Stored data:
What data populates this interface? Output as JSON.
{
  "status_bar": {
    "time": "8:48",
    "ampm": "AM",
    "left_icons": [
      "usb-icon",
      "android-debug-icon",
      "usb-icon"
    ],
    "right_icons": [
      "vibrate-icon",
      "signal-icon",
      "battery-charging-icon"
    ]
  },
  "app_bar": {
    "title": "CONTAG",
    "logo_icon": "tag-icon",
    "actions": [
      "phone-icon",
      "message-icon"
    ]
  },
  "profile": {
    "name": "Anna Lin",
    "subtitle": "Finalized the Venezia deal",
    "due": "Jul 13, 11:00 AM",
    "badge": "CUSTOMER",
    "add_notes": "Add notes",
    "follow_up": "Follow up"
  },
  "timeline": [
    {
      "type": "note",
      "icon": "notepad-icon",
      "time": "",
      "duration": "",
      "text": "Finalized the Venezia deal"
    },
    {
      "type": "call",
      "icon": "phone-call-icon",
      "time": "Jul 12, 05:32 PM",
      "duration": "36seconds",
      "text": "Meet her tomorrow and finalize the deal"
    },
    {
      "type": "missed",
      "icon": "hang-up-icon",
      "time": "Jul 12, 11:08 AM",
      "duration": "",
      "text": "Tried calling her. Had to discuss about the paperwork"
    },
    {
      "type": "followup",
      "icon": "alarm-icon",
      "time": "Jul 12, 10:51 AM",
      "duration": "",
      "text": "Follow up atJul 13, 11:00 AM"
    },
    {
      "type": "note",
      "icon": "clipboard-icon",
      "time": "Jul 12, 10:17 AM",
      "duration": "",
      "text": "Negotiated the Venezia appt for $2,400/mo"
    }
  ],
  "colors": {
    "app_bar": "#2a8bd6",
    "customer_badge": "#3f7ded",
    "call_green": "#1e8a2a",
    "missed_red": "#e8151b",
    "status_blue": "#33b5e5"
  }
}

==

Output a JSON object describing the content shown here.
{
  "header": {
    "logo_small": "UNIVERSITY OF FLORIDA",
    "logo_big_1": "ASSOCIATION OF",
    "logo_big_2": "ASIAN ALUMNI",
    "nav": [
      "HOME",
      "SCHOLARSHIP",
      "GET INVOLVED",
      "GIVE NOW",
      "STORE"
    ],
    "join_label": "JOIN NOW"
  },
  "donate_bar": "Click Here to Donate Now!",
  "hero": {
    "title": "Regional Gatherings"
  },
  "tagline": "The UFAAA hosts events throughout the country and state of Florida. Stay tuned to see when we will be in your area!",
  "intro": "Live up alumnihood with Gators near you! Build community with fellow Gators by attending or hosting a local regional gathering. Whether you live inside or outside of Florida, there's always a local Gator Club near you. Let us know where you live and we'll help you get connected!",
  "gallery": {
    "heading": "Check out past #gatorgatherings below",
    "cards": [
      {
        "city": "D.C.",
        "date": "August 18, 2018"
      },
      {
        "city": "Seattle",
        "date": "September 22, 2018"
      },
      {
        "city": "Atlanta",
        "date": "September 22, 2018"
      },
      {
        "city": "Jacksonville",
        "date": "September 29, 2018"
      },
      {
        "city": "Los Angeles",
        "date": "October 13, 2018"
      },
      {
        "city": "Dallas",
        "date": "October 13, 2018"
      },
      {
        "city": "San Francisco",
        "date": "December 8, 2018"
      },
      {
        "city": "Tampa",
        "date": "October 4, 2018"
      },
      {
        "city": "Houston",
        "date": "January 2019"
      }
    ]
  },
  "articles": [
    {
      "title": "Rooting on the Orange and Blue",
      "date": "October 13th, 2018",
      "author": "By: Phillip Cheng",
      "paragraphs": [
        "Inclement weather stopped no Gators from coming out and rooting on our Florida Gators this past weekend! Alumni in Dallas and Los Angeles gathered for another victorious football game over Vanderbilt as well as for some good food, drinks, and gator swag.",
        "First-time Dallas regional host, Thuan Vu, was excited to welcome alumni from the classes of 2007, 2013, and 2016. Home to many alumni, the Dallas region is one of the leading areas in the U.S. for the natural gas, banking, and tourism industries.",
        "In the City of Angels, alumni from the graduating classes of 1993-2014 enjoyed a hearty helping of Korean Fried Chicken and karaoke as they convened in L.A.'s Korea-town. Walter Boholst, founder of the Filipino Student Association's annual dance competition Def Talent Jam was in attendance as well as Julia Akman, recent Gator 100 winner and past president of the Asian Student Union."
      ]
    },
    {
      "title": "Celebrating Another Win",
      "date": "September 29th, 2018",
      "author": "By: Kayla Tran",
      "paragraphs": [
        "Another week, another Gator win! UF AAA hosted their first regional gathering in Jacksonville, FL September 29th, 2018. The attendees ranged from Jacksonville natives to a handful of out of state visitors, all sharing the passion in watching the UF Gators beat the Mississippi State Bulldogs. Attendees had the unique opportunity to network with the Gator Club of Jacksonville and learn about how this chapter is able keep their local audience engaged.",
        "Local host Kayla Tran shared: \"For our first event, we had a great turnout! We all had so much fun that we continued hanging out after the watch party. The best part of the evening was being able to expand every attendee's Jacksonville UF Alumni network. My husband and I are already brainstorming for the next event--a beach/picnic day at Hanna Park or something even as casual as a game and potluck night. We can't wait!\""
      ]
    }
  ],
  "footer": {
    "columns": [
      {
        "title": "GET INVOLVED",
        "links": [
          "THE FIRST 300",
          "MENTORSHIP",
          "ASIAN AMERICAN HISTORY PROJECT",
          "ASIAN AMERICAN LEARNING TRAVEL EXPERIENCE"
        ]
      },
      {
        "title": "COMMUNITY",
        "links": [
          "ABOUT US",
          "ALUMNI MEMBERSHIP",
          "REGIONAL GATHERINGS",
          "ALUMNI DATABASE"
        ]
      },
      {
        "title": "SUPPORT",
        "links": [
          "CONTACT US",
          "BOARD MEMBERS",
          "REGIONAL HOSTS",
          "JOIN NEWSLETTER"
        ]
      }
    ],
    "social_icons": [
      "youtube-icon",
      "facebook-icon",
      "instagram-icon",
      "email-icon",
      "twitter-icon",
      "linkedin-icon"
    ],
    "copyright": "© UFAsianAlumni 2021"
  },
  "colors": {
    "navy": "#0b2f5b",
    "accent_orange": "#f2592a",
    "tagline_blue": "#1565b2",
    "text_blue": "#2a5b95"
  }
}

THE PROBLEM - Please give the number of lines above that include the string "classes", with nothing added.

ANSWER FOR THIS EXERCISE - 2